**Instructions to follow:**
Copies of all lines that contain "title" are needed; take them from the data below.

**Data shown:**
----

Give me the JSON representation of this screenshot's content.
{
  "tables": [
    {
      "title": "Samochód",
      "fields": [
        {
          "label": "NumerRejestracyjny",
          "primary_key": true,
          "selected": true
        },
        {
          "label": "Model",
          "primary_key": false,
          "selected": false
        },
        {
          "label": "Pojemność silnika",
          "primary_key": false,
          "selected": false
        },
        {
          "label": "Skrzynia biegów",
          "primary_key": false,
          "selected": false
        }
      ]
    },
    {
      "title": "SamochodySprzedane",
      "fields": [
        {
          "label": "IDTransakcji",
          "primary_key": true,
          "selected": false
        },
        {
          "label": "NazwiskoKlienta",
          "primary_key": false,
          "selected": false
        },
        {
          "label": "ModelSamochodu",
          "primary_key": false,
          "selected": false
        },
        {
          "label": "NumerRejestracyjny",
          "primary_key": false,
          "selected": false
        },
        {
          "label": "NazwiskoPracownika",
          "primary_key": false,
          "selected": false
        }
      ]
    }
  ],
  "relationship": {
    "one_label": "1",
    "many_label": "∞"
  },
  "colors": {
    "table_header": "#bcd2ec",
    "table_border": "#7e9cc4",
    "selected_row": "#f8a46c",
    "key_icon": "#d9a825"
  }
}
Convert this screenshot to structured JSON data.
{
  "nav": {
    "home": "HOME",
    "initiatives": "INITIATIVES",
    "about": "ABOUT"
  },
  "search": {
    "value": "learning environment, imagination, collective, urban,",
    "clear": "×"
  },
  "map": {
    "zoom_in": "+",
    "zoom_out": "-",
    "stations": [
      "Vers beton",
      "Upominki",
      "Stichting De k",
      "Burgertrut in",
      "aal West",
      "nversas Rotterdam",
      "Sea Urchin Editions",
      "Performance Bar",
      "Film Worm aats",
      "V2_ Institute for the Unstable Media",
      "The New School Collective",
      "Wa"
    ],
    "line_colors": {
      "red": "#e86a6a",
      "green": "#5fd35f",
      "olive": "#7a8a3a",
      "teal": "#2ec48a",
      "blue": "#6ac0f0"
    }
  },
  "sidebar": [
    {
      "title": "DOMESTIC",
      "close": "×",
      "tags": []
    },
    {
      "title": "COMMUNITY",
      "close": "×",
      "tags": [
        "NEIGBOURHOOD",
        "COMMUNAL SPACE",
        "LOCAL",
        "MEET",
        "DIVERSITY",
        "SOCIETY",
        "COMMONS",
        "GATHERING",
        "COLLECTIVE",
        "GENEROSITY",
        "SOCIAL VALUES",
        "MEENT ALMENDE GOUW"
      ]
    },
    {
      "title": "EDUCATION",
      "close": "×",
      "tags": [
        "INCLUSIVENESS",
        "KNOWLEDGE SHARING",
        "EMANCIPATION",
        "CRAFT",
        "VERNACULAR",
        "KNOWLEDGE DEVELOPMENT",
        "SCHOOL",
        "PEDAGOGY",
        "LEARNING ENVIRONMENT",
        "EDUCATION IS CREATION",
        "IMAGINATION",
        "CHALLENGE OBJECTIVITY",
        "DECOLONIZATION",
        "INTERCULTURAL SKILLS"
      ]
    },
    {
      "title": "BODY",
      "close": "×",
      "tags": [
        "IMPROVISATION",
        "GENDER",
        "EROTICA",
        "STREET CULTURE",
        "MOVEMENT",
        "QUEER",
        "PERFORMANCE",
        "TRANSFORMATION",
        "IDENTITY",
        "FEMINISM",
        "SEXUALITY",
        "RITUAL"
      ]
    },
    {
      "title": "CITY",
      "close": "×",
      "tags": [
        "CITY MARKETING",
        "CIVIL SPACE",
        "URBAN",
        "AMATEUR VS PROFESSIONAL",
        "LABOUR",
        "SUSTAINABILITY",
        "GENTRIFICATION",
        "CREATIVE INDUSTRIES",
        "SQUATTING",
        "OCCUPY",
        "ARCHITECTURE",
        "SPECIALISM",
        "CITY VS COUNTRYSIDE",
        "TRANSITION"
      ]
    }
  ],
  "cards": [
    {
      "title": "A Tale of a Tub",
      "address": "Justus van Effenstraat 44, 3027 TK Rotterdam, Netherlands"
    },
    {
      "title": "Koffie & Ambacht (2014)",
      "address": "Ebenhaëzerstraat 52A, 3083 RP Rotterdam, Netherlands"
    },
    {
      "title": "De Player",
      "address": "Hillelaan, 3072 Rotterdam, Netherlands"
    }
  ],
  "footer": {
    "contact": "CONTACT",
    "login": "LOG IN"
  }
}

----

**Task solution:**
      "title": "Samochód",
      "title": "SamochodySprzedane",
      "title": "DOMESTIC",
      "title": "COMMUNITY",
      "title": "EDUCATION",
      "title": "BODY",
      "title": "CITY",
      "title": "A Tale of a Tub",
      "title": "Koffie & Ambacht (2014)",
      "title": "De Player",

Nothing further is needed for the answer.